The Five People You Meet in Heaven is a novel by Mitch Albom that was published in 2003. It follows the life and death of a maintenance man named Eddie.
Albom grew up Jewish and, although he does not subscribe to any specific religion today, feels that there must be a balance between this life and the afterlife. Albom's previous novel, Tuesdays with Morrie, is a rumination on the meaning of life and the possibilities of what might come after. Albom structured the narrative around his interactions with a professor named Morrie Schwartz who was dying of ALS. Tuesdays with Morrie became wildly successful, selling over 14 million copies. Afterwards, Albom claims, "When it came time for me to write something after Tuesdays with Morrie, I moved slowly. I didn’t want to do any sequels. No Wednesdays with Morrie."

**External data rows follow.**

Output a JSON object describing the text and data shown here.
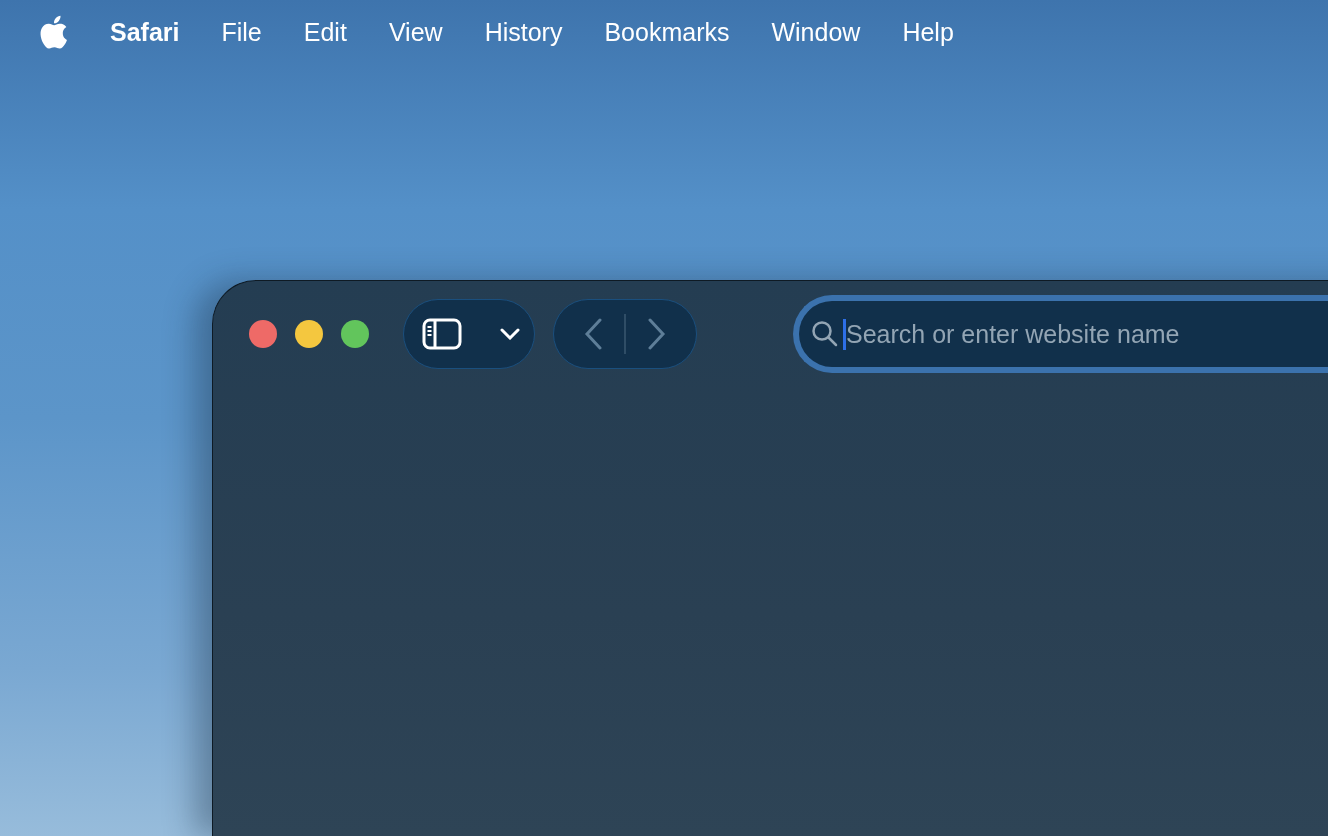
{
  "menu_bar": {
    "app_name": "Safari",
    "items": [
      "File",
      "Edit",
      "View",
      "History",
      "Bookmarks",
      "Window",
      "Help"
    ]
  },
  "window": {
    "traffic_lights": [
      {
        "color": "#ee6a67"
      },
      {
        "color": "#f4c73f"
      },
      {
        "color": "#62c55c"
      }
    ],
    "back_button": {
      "disabled": true
    },
    "forward_button": {
      "disabled": true
    },
    "address_bar": {
      "placeholder": "Search or enter website name",
      "focused": true
    }
  }
}
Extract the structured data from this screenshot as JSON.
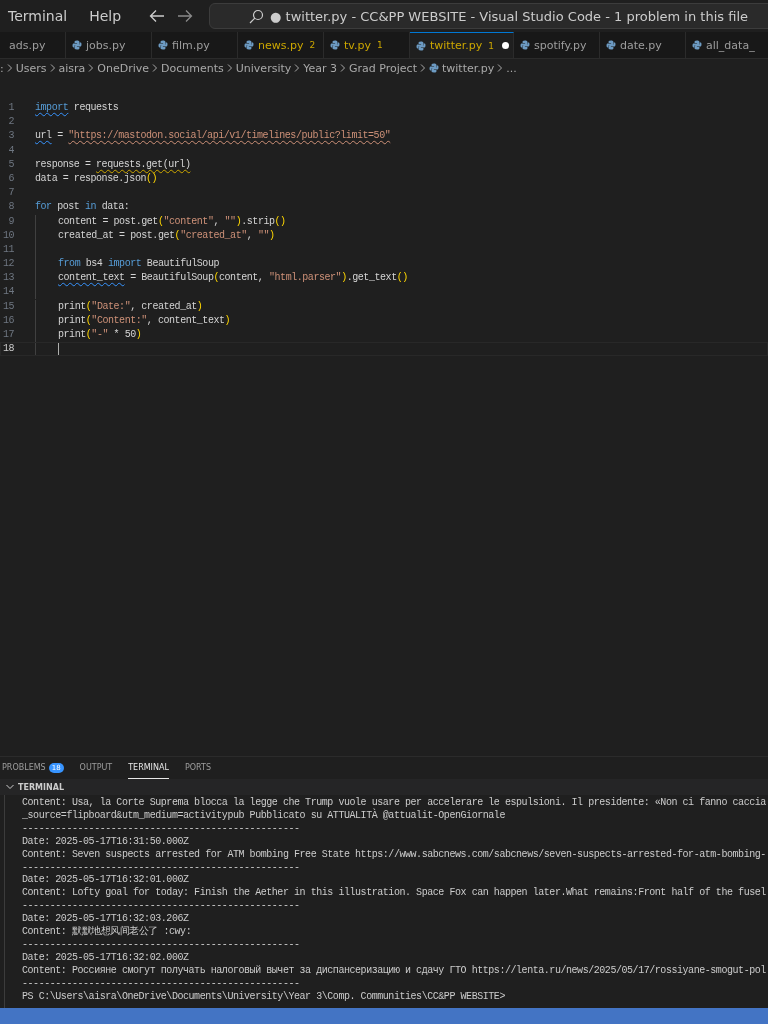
{
  "menu": [
    "Terminal",
    "Help"
  ],
  "title_search": {
    "text": "● twitter.py - CC&PP WEBSITE - Visual Studio Code - 1 problem in this file"
  },
  "tabs": [
    {
      "label": "ads.py",
      "warning": false,
      "selected": false,
      "modified": false
    },
    {
      "label": "jobs.py",
      "warning": false,
      "selected": false,
      "modified": false
    },
    {
      "label": "film.py",
      "warning": false,
      "selected": false,
      "modified": false
    },
    {
      "label": "news.py",
      "badge": "2",
      "warning": true,
      "selected": false,
      "modified": false
    },
    {
      "label": "tv.py",
      "badge": "1",
      "warning": true,
      "selected": false,
      "modified": false
    },
    {
      "label": "twitter.py",
      "badge": "1",
      "warning": true,
      "selected": true,
      "modified": true
    },
    {
      "label": "spotify.py",
      "warning": false,
      "selected": false,
      "modified": false
    },
    {
      "label": "date.py",
      "warning": false,
      "selected": false,
      "modified": false
    },
    {
      "label": "all_data_",
      "warning": false,
      "selected": false,
      "modified": false
    }
  ],
  "breadcrumb": [
    ":",
    "Users",
    "aisra",
    "OneDrive",
    "Documents",
    "University",
    "Year 3",
    "Grad Project",
    "twitter.py",
    "..."
  ],
  "editor": {
    "lines": [
      {
        "number": "1",
        "tokens": [
          {
            "text": "import",
            "kind": "keyword",
            "info_squiggle": true
          },
          {
            "text": " requests",
            "kind": "plain"
          }
        ]
      },
      {
        "number": "2"
      },
      {
        "number": "3",
        "tokens": [
          {
            "text": "url",
            "kind": "plain",
            "info_squiggle": true
          },
          {
            "text": " = ",
            "kind": "plain"
          },
          {
            "text": "\"https://mastodon.social/api/v1/timelines/public?limit=50\"",
            "kind": "string",
            "link_underline": true
          }
        ]
      },
      {
        "number": "4"
      },
      {
        "number": "5",
        "tokens": [
          {
            "text": "response = ",
            "kind": "plain"
          },
          {
            "text": "requests.get(url)",
            "kind": "plain",
            "warning_squiggle": true
          }
        ]
      },
      {
        "number": "6",
        "tokens": [
          {
            "text": "data = response.json",
            "kind": "plain"
          },
          {
            "text": "()",
            "kind": "paren"
          }
        ]
      },
      {
        "number": "7"
      },
      {
        "number": "8",
        "tokens": [
          {
            "text": "for",
            "kind": "control"
          },
          {
            "text": " post ",
            "kind": "plain"
          },
          {
            "text": "in",
            "kind": "control"
          },
          {
            "text": " data:",
            "kind": "plain"
          }
        ],
        "children": [
          {
            "number": "9",
            "tokens": [
              {
                "text": "content = post.get",
                "kind": "plain"
              },
              {
                "text": "(",
                "kind": "paren"
              },
              {
                "text": "\"content\"",
                "kind": "string"
              },
              {
                "text": ", ",
                "kind": "plain"
              },
              {
                "text": "\"\"",
                "kind": "string"
              },
              {
                "text": ")",
                "kind": "paren"
              },
              {
                "text": ".strip",
                "kind": "plain"
              },
              {
                "text": "()",
                "kind": "paren"
              }
            ]
          },
          {
            "number": "10",
            "tokens": [
              {
                "text": "created_at = post.get",
                "kind": "plain"
              },
              {
                "text": "(",
                "kind": "paren"
              },
              {
                "text": "\"created_at\"",
                "kind": "string"
              },
              {
                "text": ", ",
                "kind": "plain"
              },
              {
                "text": "\"\"",
                "kind": "string"
              },
              {
                "text": ")",
                "kind": "paren"
              }
            ]
          },
          {
            "number": "11"
          },
          {
            "number": "12",
            "tokens": [
              {
                "text": "from",
                "kind": "control"
              },
              {
                "text": " bs4 ",
                "kind": "plain"
              },
              {
                "text": "import",
                "kind": "keyword"
              },
              {
                "text": " BeautifulSoup",
                "kind": "plain"
              }
            ]
          },
          {
            "number": "13",
            "tokens": [
              {
                "text": "content_text",
                "kind": "plain",
                "info_squiggle": true
              },
              {
                "text": " = BeautifulSoup",
                "kind": "plain"
              },
              {
                "text": "(",
                "kind": "paren"
              },
              {
                "text": "content, ",
                "kind": "plain"
              },
              {
                "text": "\"html.parser\"",
                "kind": "string"
              },
              {
                "text": ")",
                "kind": "paren"
              },
              {
                "text": ".get_text",
                "kind": "plain"
              },
              {
                "text": "()",
                "kind": "paren"
              }
            ]
          },
          {
            "number": "14"
          },
          {
            "number": "15",
            "tokens": [
              {
                "text": "print",
                "kind": "plain"
              },
              {
                "text": "(",
                "kind": "paren"
              },
              {
                "text": "\"Date:\"",
                "kind": "string"
              },
              {
                "text": ", created_at",
                "kind": "plain"
              },
              {
                "text": ")",
                "kind": "paren"
              }
            ]
          },
          {
            "number": "16",
            "tokens": [
              {
                "text": "print",
                "kind": "plain"
              },
              {
                "text": "(",
                "kind": "paren"
              },
              {
                "text": "\"Content:\"",
                "kind": "string"
              },
              {
                "text": ", content_text",
                "kind": "plain"
              },
              {
                "text": ")",
                "kind": "paren"
              }
            ]
          },
          {
            "number": "17",
            "tokens": [
              {
                "text": "print",
                "kind": "plain"
              },
              {
                "text": "(",
                "kind": "paren"
              },
              {
                "text": "\"-\"",
                "kind": "string"
              },
              {
                "text": " * 50",
                "kind": "plain"
              },
              {
                "text": ")",
                "kind": "paren"
              }
            ]
          },
          {
            "number": "18",
            "current": true
          }
        ]
      }
    ]
  },
  "panel_tabs": [
    {
      "label": "PROBLEMS",
      "badge": "18",
      "selected": false
    },
    {
      "label": "OUTPUT",
      "selected": false
    },
    {
      "label": "TERMINAL",
      "selected": true
    },
    {
      "label": "PORTS",
      "selected": false
    }
  ],
  "terminal": {
    "header": "TERMINAL",
    "expanded": true,
    "lines": [
      "Content: Usa, la Corte Suprema blocca la legge che Trump vuole usare per accelerare le espulsioni. Il presidente: «Non ci fanno caccia",
      "_source=flipboard&utm_medium=activitypub Pubblicato su ATTUALITÀ @attualit-OpenGiornale",
      "--------------------------------------------------",
      "Date: 2025-05-17T16:31:50.000Z",
      "Content: Seven suspects arrested for ATM bombing Free State https://www.sabcnews.com/sabcnews/seven-suspects-arrested-for-atm-bombing-",
      "--------------------------------------------------",
      "Date: 2025-05-17T16:32:01.000Z",
      "Content: Lofty goal for today: Finish the Aether in this illustration. Space Fox can happen later.What remains:Front half of the fusel",
      "--------------------------------------------------",
      "Date: 2025-05-17T16:32:03.206Z",
      "Content: 默默地想风间老公了 :cwy:",
      "--------------------------------------------------",
      "Date: 2025-05-17T16:32:02.000Z",
      "Content: Россияне смогут получать налоговый вычет за диспансеризацию и сдачу ГТО https://lenta.ru/news/2025/05/17/rossiyane-smogut-pol",
      "--------------------------------------------------",
      "PS C:\\Users\\aisra\\OneDrive\\Documents\\University\\Year 3\\Comp. Communities\\CC&PP WEBSITE>"
    ]
  }
}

Albom did not need to look any further than his own family for inspiration. Similar to Tuesdays With Morrie, Five People is based on the life of a real person with whom Albom felt a deep connection. The author fashioned the character of Eddie as a tribute to his uncle, Eddie Beitchman, who died at the age of 83 believing that he had not accomplished enough in his life. Beitchman led a similar life to the novelized version of Eddie except that he drove a taxi instead of running an amusement park. Like his fictional counterpart, Beitchman fought in World War II.
Albom recalls Uncle Eddie's tale about a near-death experience during which he claimed to feel his soul floating above the bed. Uncle Eddie went on to say that in that moment, he saw many of his dead relatives waiting for him at the edge of his hospital bed. Albom has said that this image of people waiting in a sort of purgatory after death inspired him to write The Five People You Meet in Heaven. In writing Five People..., Albom wanted to explore his belief that "there is some kind of sense of accountability to a God, or to an afterlife” (Tidy).
Five People... has sold over 12 million copies in 38 territories and has been translated into 35 languages. In 2004, the novel was made into a feature-length made-for-television movie.